• [INSTRUCTIONS TO FOLLOW]: Lines from the one containing "What data populates" through the final line of the entries below: reproduce them exactly, all of them and only them.

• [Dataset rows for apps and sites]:
★ ★ ★
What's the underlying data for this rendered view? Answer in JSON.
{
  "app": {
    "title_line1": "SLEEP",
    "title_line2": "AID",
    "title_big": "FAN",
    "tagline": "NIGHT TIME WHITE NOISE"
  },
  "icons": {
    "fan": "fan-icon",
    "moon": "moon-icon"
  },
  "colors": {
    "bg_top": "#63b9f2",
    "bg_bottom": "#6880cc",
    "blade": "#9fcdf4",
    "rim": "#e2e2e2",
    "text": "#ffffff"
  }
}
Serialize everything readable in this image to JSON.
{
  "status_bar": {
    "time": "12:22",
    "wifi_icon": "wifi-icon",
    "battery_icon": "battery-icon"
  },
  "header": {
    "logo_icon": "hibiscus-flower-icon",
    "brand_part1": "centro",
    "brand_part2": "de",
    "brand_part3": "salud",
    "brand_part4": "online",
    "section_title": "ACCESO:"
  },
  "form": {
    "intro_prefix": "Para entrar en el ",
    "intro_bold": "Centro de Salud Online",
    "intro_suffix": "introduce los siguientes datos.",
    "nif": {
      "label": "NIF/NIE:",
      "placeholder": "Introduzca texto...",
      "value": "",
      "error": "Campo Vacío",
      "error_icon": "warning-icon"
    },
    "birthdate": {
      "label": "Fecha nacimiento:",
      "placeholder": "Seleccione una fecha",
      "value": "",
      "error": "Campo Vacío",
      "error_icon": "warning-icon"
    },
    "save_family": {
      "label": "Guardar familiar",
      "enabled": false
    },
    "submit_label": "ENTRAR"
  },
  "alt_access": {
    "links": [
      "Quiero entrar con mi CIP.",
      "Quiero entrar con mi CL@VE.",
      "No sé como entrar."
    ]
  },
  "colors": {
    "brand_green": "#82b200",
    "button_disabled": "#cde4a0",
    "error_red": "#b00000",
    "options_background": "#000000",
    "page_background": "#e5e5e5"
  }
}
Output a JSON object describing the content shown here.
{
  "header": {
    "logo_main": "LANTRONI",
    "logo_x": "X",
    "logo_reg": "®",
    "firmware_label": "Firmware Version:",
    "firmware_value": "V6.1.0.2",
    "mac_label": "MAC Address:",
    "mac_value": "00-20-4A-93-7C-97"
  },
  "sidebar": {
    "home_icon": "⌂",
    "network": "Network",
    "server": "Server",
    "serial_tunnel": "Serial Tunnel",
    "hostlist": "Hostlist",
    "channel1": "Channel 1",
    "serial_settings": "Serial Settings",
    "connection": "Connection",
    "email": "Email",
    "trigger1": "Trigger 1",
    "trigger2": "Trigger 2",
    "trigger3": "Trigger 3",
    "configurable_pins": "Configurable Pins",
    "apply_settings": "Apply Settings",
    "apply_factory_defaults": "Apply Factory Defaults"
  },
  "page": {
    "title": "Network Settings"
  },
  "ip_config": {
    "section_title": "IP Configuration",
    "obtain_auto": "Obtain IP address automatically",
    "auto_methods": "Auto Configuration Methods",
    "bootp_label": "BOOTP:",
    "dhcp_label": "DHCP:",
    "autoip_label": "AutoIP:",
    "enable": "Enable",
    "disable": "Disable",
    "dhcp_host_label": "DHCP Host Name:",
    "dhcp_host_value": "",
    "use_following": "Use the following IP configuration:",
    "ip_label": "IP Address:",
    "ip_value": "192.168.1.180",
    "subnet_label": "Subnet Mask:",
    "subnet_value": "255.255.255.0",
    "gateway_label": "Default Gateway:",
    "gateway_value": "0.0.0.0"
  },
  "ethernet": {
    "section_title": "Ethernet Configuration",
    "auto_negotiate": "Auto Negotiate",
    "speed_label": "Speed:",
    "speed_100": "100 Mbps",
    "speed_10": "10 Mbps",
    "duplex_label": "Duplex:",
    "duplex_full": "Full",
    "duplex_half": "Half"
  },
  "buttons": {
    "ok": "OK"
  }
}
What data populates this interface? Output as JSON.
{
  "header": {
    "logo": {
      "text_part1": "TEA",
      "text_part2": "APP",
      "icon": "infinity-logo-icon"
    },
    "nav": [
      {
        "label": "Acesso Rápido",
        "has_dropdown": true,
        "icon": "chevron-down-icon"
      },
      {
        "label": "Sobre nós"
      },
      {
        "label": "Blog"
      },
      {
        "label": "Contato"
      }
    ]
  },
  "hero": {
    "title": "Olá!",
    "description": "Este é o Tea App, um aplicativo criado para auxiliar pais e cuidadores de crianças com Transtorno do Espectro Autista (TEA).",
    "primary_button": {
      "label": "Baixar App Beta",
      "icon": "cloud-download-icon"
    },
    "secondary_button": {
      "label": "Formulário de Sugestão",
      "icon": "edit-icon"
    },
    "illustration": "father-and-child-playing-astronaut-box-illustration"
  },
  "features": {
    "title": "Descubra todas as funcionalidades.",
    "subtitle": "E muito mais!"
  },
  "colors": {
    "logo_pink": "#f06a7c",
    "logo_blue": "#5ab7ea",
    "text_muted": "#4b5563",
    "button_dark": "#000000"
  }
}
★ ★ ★
• [ANSWER]:
What data populates this interface? Output as JSON.
{
  "header": {
    "logo": {
      "text_part1": "TEA",
      "text_part2": "APP",
      "icon": "infinity-logo-icon"
    },
    "nav": [
      {
        "label": "Acesso Rápido",
        "has_dropdown": true,
        "icon": "chevron-down-icon"
      },
      {
        "label": "Sobre nós"
      },
      {
        "label": "Blog"
      },
      {
        "label": "Contato"
      }
    ]
  },
  "hero": {
    "title": "Olá!",
    "description": "Este é o Tea App, um aplicativo criado para auxiliar pais e cuidadores de crianças com Transtorno do Espectro Autista (TEA).",
    "primary_button": {
      "label": "Baixar App Beta",
      "icon": "cloud-download-icon"
    },
    "secondary_button": {
      "label": "Formulário de Sugestão",
      "icon": "edit-icon"
    },
    "illustration": "father-and-child-playing-astronaut-box-illustration"
  },
  "features": {
    "title": "Descubra todas as funcionalidades.",
    "subtitle": "E muito mais!"
  },
  "colors": {
    "logo_pink": "#f06a7c",
    "logo_blue": "#5ab7ea",
    "text_muted": "#4b5563",
    "button_dark": "#000000"
  }
}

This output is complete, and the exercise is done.